Component data from apps and pages
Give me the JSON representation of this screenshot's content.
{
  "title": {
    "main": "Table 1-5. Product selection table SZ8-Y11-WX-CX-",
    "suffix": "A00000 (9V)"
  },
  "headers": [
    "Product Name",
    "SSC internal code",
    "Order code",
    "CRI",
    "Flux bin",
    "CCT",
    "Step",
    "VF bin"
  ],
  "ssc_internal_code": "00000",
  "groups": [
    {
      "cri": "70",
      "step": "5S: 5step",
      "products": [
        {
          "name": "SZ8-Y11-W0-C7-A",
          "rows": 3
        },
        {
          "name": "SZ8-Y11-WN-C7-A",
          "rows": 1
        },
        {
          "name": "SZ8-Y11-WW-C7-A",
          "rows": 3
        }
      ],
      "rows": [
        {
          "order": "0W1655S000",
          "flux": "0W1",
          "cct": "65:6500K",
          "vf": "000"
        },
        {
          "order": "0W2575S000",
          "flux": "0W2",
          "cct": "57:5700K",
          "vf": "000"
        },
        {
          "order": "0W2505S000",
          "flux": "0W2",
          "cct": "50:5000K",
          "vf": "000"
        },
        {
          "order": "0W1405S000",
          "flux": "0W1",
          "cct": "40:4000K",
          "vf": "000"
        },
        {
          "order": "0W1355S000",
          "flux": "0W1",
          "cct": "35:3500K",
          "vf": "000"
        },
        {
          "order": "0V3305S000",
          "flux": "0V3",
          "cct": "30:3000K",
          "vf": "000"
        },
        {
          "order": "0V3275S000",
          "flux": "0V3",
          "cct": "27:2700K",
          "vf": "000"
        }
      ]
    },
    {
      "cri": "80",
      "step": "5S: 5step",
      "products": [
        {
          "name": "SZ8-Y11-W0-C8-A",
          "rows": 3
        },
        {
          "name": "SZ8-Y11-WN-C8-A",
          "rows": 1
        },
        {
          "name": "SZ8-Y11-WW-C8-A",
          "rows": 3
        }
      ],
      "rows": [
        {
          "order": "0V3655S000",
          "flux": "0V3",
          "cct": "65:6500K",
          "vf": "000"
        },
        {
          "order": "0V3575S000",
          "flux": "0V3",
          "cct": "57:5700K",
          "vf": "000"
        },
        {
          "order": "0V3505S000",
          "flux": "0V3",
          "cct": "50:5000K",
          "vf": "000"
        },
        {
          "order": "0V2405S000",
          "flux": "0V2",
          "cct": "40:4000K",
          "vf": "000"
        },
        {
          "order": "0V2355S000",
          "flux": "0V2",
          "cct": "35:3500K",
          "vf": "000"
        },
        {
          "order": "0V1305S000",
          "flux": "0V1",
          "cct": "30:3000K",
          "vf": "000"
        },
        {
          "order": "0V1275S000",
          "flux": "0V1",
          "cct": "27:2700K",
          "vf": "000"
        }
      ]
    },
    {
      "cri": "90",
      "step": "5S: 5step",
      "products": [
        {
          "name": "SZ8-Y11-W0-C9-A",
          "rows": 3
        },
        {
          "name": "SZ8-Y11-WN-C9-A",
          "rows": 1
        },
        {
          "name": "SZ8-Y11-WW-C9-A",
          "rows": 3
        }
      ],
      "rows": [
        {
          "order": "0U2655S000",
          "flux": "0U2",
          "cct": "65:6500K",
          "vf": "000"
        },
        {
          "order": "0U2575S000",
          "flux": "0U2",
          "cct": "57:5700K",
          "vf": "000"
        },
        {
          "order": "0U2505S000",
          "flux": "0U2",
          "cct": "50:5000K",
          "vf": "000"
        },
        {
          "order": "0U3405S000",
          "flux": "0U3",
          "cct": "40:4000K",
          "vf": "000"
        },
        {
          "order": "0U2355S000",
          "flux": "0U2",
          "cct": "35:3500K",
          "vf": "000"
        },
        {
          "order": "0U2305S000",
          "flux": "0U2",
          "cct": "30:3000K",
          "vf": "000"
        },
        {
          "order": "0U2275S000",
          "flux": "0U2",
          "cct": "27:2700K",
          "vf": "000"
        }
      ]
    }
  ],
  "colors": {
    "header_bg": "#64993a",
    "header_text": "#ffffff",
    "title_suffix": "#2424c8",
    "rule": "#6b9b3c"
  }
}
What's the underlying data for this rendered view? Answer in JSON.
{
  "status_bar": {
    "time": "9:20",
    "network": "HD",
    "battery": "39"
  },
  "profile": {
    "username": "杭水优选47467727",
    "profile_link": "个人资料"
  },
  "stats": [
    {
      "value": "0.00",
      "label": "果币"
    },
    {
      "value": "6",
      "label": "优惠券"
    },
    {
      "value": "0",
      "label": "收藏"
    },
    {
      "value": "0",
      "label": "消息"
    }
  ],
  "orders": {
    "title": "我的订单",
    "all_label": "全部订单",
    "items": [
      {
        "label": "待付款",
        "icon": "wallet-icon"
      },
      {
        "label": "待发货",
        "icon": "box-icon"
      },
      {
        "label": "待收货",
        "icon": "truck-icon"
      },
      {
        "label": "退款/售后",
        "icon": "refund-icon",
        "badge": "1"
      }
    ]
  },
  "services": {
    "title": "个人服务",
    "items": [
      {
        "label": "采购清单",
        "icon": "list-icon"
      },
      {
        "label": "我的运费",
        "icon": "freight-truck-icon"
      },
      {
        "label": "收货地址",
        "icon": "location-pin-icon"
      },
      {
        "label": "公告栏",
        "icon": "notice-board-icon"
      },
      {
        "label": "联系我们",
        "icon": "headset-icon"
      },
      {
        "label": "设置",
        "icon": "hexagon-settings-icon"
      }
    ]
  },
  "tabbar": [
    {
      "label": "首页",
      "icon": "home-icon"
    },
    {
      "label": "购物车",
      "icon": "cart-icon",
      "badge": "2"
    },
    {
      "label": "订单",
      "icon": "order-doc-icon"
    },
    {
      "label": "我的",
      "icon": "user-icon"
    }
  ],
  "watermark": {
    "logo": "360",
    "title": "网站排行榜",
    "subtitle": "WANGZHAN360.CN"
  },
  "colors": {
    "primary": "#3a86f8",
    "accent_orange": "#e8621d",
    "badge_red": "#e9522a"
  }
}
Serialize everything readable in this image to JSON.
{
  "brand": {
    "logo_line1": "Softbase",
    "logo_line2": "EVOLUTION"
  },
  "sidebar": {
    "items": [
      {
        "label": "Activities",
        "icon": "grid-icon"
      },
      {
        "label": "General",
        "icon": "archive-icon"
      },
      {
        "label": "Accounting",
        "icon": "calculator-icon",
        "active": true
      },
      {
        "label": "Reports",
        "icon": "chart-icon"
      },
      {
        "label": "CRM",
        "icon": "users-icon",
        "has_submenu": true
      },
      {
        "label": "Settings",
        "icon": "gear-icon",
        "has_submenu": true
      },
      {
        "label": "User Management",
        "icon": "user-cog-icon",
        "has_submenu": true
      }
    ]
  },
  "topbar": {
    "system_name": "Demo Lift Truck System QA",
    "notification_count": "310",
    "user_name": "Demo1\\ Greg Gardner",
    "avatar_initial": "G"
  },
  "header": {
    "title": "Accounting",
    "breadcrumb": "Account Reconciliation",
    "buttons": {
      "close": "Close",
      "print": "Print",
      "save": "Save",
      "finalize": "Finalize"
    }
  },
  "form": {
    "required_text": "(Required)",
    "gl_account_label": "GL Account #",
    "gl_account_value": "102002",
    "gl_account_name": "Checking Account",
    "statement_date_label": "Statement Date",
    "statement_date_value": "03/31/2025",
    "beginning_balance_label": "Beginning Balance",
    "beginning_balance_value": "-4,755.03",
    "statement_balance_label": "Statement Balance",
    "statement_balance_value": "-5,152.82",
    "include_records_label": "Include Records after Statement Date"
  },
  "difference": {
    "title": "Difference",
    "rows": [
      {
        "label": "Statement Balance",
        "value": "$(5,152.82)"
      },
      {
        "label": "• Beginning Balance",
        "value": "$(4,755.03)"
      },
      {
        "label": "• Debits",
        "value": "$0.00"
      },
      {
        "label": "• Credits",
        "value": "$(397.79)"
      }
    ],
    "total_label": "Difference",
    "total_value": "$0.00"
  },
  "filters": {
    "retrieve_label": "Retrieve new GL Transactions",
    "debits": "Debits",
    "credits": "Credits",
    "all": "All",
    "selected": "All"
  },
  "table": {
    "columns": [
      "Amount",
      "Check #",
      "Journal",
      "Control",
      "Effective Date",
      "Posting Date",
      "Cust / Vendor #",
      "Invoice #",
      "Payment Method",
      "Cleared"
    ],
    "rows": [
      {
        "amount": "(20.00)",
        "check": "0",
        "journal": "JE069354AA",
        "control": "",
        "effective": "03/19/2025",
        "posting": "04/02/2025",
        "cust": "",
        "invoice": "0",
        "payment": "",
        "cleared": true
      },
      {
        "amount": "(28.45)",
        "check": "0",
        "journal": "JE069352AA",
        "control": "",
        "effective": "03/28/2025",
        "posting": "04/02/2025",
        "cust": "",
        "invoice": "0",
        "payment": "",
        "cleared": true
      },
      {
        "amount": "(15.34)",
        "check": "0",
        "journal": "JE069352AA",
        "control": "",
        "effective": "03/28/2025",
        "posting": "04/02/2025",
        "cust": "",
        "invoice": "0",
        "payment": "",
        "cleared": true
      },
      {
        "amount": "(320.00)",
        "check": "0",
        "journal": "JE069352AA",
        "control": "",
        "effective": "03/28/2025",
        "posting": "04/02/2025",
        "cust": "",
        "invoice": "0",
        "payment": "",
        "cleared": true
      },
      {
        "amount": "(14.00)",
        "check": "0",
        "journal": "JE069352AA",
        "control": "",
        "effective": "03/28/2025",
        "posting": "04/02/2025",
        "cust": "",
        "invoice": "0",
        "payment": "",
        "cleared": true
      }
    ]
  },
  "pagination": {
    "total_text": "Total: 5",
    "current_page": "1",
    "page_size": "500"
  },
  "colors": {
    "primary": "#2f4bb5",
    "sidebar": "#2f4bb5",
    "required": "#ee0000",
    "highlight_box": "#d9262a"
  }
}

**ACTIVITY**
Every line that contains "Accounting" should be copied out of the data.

**TASK RESPONSE**
        "label": "Accounting",
    "title": "Accounting",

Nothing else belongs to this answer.